▼
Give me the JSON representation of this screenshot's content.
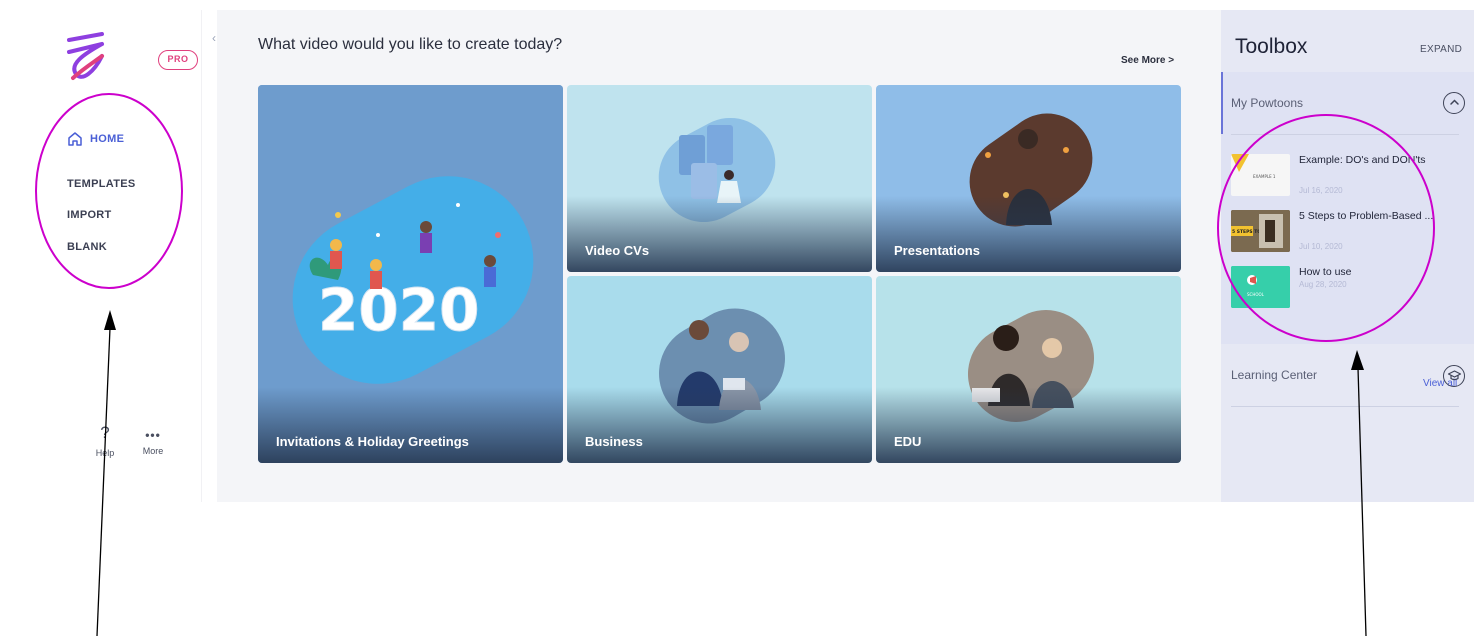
{
  "sidebar": {
    "badge": "PRO",
    "nav": {
      "home": "HOME",
      "templates": "TEMPLATES",
      "import": "IMPORT",
      "blank": "BLANK"
    },
    "help_label": "Help",
    "more_label": "More"
  },
  "main": {
    "heading": "What video would you like to create today?",
    "see_more": "See More >",
    "cards": [
      {
        "label": "Invitations & Holiday Greetings",
        "art_text": "2020"
      },
      {
        "label": "Video CVs"
      },
      {
        "label": "Presentations"
      },
      {
        "label": "Business"
      },
      {
        "label": "EDU"
      }
    ]
  },
  "toolbox": {
    "title": "Toolbox",
    "expand": "EXPAND",
    "my_powtoons": {
      "title": "My Powtoons",
      "items": [
        {
          "title": "Example: DO's and DON'ts",
          "date": "Jul 16, 2020",
          "thumb_text": "EXAMPLE 1"
        },
        {
          "title": "5 Steps to Problem-Based ...",
          "date": "Jul 10, 2020",
          "thumb_text": "5 STEPS TO"
        },
        {
          "title": "How to use",
          "date": "Aug 28, 2020",
          "thumb_text": "SCHOOL"
        }
      ],
      "view_all": "View all"
    },
    "learning_center": {
      "title": "Learning Center"
    }
  },
  "colors": {
    "accent": "#4a5fd6",
    "pro": "#e0407e",
    "annotation": "#cc00cc"
  }
}
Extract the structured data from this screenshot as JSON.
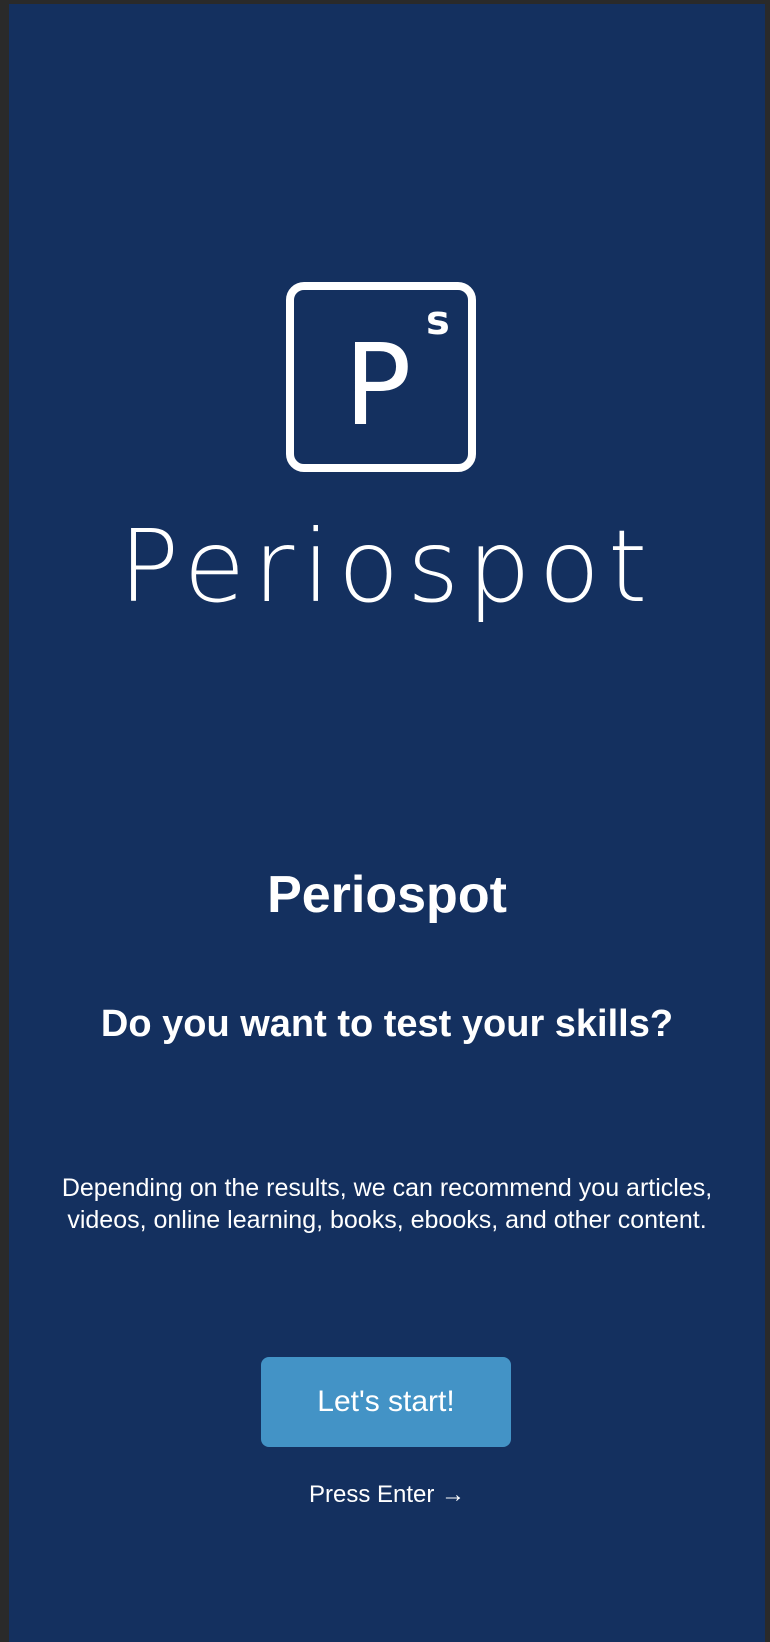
{
  "logo": {
    "letter": "P",
    "superscript": "s",
    "wordmark": "Periospot",
    "icon": "periospot-logo-icon"
  },
  "title": "Periospot",
  "question": "Do you want to test your skills?",
  "description": "Depending on the results, we can recommend you articles, videos, online learning, books, ebooks, and other content.",
  "start_button": {
    "label": "Let's start!"
  },
  "hint": {
    "label": "Press Enter →"
  },
  "colors": {
    "background": "#14305f",
    "button": "#4393c6",
    "text": "#ffffff"
  }
}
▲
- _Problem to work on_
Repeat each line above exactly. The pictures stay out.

- _Result of the exercise_
Give me the JSON representation of this screenshot's content.
{
  "sidebar": {
    "badge": "PRO",
    "nav": {
      "home": "HOME",
      "templates": "TEMPLATES",
      "import": "IMPORT",
      "blank": "BLANK"
    },
    "help_label": "Help",
    "more_label": "More"
  },
  "main": {
    "heading": "What video would you like to create today?",
    "see_more": "See More >",
    "cards": [
      {
        "label": "Invitations & Holiday Greetings",
        "art_text": "2020"
      },
      {
        "label": "Video CVs"
      },
      {
        "label": "Presentations"
      },
      {
        "label": "Business"
      },
      {
        "label": "EDU"
      }
    ]
  },
  "toolbox": {
    "title": "Toolbox",
    "expand": "EXPAND",
    "my_powtoons": {
      "title": "My Powtoons",
      "items": [
        {
          "title": "Example: DO's and DON'ts",
          "date": "Jul 16, 2020",
          "thumb_text": "EXAMPLE 1"
        },
        {
          "title": "5 Steps to Problem-Based ...",
          "date": "Jul 10, 2020",
          "thumb_text": "5 STEPS TO"
        },
        {
          "title": "How to use",
          "date": "Aug 28, 2020",
          "thumb_text": "SCHOOL"
        }
      ],
      "view_all": "View all"
    },
    "learning_center": {
      "title": "Learning Center"
    }
  },
  "colors": {
    "accent": "#4a5fd6",
    "pro": "#e0407e",
    "annotation": "#cc00cc"
  }
}
Extract the structured data from this screenshot as JSON.
{
  "logo": {
    "letter": "P",
    "superscript": "s",
    "wordmark": "Periospot",
    "icon": "periospot-logo-icon"
  },
  "title": "Periospot",
  "question": "Do you want to test your skills?",
  "description": "Depending on the results, we can recommend you articles, videos, online learning, books, ebooks, and other content.",
  "start_button": {
    "label": "Let's start!"
  },
  "hint": {
    "label": "Press Enter →"
  },
  "colors": {
    "background": "#14305f",
    "button": "#4393c6",
    "text": "#ffffff"
  }
}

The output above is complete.